Extracted records
● ● ● ●
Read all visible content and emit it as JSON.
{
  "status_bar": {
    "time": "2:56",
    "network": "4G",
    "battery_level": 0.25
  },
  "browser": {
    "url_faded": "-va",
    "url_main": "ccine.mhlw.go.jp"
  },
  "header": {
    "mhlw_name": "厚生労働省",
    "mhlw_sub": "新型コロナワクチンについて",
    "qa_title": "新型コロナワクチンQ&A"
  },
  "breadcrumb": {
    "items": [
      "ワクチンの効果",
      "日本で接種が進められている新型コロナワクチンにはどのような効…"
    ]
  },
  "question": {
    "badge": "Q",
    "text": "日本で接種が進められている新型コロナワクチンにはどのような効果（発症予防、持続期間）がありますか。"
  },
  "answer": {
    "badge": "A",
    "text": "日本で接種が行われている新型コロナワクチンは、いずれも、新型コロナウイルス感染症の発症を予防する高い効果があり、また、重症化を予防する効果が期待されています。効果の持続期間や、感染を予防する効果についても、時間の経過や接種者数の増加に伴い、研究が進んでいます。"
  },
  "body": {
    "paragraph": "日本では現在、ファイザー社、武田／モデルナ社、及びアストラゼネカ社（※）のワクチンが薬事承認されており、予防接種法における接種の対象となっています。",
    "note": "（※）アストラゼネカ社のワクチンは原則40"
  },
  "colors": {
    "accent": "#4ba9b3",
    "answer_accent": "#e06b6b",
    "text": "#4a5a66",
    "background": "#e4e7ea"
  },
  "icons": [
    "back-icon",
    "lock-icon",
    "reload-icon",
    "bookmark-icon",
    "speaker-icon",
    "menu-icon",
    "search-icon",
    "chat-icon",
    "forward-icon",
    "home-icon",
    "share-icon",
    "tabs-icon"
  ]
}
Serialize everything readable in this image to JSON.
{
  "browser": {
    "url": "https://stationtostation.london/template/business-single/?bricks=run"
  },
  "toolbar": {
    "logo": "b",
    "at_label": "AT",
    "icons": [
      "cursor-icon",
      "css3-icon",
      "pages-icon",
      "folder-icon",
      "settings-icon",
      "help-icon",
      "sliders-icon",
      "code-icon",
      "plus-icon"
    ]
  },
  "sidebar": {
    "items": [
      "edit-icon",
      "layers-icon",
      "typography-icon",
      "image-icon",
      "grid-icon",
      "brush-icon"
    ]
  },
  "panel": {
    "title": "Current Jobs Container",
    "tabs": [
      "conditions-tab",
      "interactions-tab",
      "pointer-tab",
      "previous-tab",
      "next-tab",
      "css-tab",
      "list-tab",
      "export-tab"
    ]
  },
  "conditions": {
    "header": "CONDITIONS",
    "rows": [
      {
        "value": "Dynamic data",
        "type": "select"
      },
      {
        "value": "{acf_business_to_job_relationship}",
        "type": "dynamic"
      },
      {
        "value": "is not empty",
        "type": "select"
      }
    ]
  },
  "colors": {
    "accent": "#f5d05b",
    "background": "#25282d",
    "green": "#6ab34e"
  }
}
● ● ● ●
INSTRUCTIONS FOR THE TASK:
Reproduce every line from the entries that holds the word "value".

TASK RESPONSE:
        "value": "Dynamic data",
        "value": "{acf_business_to_job_relationship}",
        "value": "is not empty",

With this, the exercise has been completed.